*Record extracts*
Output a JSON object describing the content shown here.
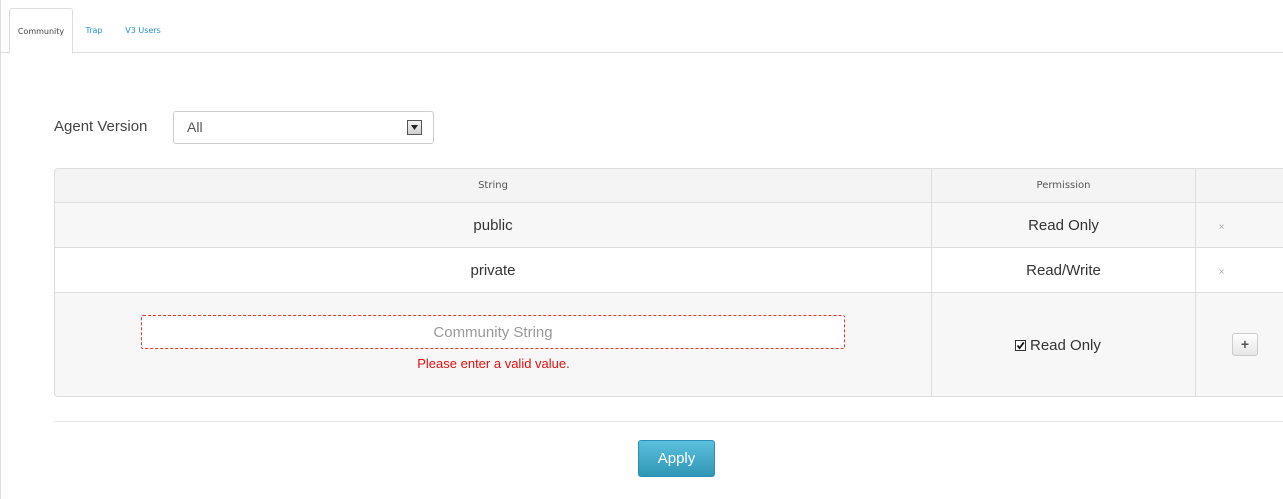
{
  "tabs": [
    {
      "label": "Community",
      "active": true
    },
    {
      "label": "Trap",
      "active": false
    },
    {
      "label": "V3 Users",
      "active": false
    }
  ],
  "agent_version": {
    "label": "Agent Version",
    "selected": "All"
  },
  "table": {
    "headers": {
      "string": "String",
      "permission": "Permission",
      "actions": ""
    },
    "rows": [
      {
        "string": "public",
        "permission": "Read Only",
        "delete_icon": "×"
      },
      {
        "string": "private",
        "permission": "Read/Write",
        "delete_icon": "×"
      }
    ],
    "new_entry": {
      "placeholder": "Community String",
      "value": "",
      "error": "Please enter a valid value.",
      "read_only_label": "Read Only",
      "read_only_checked": true,
      "add_icon": "+"
    }
  },
  "apply_label": "Apply",
  "colors": {
    "accent": "#2a8fc9",
    "error": "#e01010",
    "apply_button": "#49afcd"
  }
}
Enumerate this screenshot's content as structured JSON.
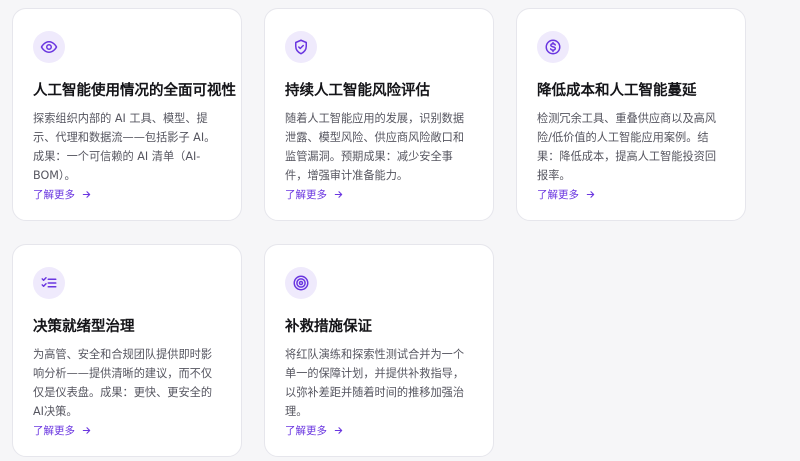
{
  "colors": {
    "accent": "#6a36e0",
    "icon_bg": "#efeafc"
  },
  "cards": [
    {
      "icon": "eye-icon",
      "title": "人工智能使用情况的全面可视性",
      "description": "探索组织内部的 AI 工具、模型、提示、代理和数据流——包括影子 AI。成果：一个可信赖的 AI 清单（AI-BOM）。",
      "link": "了解更多"
    },
    {
      "icon": "shield-check-icon",
      "title": "持续人工智能风险评估",
      "description": "随着人工智能应用的发展，识别数据泄露、模型风险、供应商风险敞口和监管漏洞。预期成果：减少安全事件，增强审计准备能力。",
      "link": "了解更多"
    },
    {
      "icon": "dollar-icon",
      "title": "降低成本和人工智能蔓延",
      "description": "检测冗余工具、重叠供应商以及高风险/低价值的人工智能应用案例。结果：降低成本，提高人工智能投资回报率。",
      "link": "了解更多"
    },
    {
      "icon": "checklist-icon",
      "title": "决策就绪型治理",
      "description": "为高管、安全和合规团队提供即时影响分析——提供清晰的建议，而不仅仅是仪表盘。成果：更快、更安全的AI决策。",
      "link": "了解更多"
    },
    {
      "icon": "target-icon",
      "title": "补救措施保证",
      "description": "将红队演练和探索性测试合并为一个单一的保障计划，并提供补救指导，以弥补差距并随着时间的推移加强治理。",
      "link": "了解更多"
    }
  ]
}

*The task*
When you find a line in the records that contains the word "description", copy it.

*Worked solution*
      "description": "探索组织内部的 AI 工具、模型、提示、代理和数据流——包括影子 AI。成果：一个可信赖的 AI 清单（AI-BOM）。",
      "description": "随着人工智能应用的发展，识别数据泄露、模型风险、供应商风险敞口和监管漏洞。预期成果：减少安全事件，增强审计准备能力。",
      "description": "检测冗余工具、重叠供应商以及高风险/低价值的人工智能应用案例。结果：降低成本，提高人工智能投资回报率。",
      "description": "为高管、安全和合规团队提供即时影响分析——提供清晰的建议，而不仅仅是仪表盘。成果：更快、更安全的AI决策。",
      "description": "将红队演练和探索性测试合并为一个单一的保障计划，并提供补救指导，以弥补差距并随着时间的推移加强治理。",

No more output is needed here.